Corticosterone ameliorates the adult social behavior deficits caused by peripubertal social defeat

Experiencing stress during adolescence can severely impact appropriate adult stress responsiveness. Our lab utilizes a mouse model in which peripubertal (P30) mice are subjected to repeated aggressive social defeats, followed by tests for social interaction. When peripubertal animals are tested 24 hours after defeat, all defeated mice interact at levels similar to non-defeated controls. However, when the same mice are tested again, in adulthood, defeated mice show a split in behavior; some display social avoidance (susceptible), whereas others display normal social interaction (resistant). Furthermore, our lab found that the stress hormone, corticosterone, plays a role in shaping this divergent behavior, and increased levels during peripubertal interactions is associated with increased adult social interaction.

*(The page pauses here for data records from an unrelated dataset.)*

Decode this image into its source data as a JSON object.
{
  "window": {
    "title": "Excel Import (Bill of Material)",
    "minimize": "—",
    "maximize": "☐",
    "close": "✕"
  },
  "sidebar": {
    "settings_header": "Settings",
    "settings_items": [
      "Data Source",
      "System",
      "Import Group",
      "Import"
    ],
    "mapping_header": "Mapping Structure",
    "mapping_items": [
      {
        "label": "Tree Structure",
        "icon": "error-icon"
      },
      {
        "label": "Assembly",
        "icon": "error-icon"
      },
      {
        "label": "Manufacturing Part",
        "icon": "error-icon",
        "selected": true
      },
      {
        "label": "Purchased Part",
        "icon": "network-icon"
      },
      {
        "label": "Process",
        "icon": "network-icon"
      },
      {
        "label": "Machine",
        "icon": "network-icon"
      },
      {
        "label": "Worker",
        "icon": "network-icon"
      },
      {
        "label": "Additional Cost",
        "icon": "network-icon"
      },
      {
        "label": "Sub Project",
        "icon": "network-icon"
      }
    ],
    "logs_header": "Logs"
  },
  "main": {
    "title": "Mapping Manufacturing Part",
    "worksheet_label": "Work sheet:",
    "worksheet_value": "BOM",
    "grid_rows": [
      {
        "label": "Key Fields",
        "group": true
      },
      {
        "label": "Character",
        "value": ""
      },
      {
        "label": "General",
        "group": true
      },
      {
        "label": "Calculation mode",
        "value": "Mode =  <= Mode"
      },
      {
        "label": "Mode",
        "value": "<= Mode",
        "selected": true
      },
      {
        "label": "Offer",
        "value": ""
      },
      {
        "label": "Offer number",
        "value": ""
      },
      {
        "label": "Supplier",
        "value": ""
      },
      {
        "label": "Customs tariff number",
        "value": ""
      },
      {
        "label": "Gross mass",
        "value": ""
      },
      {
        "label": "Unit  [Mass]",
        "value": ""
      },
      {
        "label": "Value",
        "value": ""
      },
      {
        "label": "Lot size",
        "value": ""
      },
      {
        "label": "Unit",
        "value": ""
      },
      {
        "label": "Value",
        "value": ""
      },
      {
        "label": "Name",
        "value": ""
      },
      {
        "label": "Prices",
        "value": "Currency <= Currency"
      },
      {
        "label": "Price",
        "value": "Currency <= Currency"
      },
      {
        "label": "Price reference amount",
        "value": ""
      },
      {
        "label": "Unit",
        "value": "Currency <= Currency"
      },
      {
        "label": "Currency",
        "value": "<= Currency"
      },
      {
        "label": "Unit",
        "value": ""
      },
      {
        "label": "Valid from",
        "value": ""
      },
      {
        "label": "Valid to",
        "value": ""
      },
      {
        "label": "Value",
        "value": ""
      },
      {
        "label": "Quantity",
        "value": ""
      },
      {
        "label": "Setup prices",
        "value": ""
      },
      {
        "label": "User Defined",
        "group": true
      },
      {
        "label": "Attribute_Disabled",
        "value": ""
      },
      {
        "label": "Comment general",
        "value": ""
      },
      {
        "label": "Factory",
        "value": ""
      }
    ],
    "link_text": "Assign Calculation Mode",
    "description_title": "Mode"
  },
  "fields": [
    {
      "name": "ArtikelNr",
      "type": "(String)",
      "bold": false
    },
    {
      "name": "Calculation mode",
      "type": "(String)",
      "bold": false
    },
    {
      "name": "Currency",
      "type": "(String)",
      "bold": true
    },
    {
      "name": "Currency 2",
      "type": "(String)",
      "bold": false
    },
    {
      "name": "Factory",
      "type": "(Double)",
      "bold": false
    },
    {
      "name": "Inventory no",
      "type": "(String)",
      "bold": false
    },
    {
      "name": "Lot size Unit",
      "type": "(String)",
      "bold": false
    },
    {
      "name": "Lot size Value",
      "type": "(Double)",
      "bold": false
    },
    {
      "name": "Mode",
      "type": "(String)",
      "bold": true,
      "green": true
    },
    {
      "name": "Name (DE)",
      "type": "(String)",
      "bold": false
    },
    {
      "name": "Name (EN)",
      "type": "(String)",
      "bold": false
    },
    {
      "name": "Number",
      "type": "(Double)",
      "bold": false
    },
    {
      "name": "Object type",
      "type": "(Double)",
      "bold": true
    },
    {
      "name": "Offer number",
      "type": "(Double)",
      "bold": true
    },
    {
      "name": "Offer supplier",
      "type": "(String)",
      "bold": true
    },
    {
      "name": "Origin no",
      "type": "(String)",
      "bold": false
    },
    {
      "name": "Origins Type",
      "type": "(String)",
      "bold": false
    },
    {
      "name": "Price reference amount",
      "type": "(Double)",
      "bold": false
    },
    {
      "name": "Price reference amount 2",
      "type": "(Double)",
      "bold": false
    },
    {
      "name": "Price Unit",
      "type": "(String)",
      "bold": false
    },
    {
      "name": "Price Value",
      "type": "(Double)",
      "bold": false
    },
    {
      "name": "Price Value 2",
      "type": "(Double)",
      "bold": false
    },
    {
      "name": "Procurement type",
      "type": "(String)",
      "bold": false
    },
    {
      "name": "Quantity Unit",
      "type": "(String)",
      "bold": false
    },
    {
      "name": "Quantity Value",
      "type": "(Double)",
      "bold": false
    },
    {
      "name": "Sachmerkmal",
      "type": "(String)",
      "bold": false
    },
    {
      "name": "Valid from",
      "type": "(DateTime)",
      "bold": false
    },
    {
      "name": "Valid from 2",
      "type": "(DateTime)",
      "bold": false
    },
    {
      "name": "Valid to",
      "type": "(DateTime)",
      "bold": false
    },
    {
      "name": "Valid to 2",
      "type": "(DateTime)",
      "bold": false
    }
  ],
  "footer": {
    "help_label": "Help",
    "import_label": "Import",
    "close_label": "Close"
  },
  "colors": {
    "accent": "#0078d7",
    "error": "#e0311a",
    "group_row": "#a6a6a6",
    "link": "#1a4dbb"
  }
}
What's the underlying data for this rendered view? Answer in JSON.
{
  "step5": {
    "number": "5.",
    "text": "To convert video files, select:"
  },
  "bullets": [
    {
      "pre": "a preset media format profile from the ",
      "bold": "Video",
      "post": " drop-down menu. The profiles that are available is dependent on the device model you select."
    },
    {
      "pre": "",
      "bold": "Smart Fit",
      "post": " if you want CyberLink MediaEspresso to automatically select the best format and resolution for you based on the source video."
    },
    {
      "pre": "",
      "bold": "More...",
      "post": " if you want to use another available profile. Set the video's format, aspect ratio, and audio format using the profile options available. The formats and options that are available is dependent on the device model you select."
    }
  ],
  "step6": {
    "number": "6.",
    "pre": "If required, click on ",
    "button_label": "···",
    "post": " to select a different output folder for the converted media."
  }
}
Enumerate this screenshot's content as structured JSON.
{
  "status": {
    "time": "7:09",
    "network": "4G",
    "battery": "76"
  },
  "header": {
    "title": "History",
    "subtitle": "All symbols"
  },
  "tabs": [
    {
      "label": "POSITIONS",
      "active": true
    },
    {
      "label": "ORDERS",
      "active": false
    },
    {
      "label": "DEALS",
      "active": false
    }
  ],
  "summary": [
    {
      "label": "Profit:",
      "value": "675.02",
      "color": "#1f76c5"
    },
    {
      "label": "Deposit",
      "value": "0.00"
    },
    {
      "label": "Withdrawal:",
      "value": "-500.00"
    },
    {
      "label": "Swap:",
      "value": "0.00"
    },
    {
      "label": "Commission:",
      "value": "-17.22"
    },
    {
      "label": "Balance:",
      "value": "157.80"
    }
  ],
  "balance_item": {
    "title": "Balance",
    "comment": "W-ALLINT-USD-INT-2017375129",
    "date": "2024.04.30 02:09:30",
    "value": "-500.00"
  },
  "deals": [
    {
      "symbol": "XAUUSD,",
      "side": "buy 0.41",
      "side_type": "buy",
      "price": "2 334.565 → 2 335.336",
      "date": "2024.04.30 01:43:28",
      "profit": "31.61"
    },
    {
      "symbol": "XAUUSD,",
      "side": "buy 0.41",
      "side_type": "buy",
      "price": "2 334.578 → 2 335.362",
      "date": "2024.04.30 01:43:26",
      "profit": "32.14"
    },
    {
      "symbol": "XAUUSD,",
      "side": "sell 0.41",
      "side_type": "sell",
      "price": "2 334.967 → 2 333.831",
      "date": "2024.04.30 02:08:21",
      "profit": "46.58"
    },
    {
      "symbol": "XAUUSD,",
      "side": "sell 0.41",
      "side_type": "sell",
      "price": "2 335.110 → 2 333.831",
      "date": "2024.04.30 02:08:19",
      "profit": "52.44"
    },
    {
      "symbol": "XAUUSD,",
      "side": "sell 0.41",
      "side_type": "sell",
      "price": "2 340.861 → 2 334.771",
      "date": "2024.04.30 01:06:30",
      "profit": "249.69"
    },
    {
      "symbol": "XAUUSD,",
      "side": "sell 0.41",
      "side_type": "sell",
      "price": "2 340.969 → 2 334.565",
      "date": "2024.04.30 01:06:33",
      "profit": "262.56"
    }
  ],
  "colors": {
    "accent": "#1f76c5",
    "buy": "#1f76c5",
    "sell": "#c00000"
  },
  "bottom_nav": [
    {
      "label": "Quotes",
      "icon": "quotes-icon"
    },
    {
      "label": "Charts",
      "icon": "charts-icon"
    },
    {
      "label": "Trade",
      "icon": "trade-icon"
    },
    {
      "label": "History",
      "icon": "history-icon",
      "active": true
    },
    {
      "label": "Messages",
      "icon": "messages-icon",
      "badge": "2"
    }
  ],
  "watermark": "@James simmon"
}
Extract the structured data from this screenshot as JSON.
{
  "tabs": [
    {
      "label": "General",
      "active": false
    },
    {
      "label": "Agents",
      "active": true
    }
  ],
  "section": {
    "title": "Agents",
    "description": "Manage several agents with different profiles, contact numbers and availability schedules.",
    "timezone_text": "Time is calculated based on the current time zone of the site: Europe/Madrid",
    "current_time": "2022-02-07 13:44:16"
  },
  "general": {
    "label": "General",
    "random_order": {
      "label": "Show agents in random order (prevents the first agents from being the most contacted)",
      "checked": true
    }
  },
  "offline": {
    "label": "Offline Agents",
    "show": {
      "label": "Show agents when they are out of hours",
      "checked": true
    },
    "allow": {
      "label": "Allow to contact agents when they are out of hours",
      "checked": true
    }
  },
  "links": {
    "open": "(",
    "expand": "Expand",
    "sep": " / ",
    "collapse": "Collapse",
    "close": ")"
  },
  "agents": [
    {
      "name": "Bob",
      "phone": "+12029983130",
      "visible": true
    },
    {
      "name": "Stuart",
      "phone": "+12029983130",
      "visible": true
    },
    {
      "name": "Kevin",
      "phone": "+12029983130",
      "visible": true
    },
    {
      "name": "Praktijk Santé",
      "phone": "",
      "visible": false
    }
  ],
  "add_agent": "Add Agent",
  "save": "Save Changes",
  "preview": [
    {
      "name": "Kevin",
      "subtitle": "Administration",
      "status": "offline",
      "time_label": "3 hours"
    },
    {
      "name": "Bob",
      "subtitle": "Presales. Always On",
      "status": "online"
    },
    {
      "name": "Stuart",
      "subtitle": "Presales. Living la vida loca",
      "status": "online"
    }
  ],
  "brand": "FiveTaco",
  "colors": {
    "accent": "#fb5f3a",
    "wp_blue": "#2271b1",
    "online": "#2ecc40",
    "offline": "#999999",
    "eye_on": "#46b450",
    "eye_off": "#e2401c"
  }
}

We hypothesized that high corticosterone during the peripubertal period ameliorates the adult deficits in social behavior. To confirm this, peripubertal mice received corticosterone in their drinking water over night prior to social interaction testing at P32. Corticosterone at P32 ameliorates the deficits in adult social behavior caused by peripubertal social defeat. Pharmacologically blocking glucocorticoid receptors (GR) blocks the enhanced social behavior produced by corticosterone administration. Surprisingly, mice administered corticosterone, but not subjected to a social interaction test at P32, do not display increased social behavior as adults. These data suggest that corticosterone interacts with re-exposure to ameliorate the social behavior deficits caused by peripubertal social defeat. Therefore, corticosterone in combination with exposure therapy may be useful to combat against the long term, detrimental effects of early life social stress.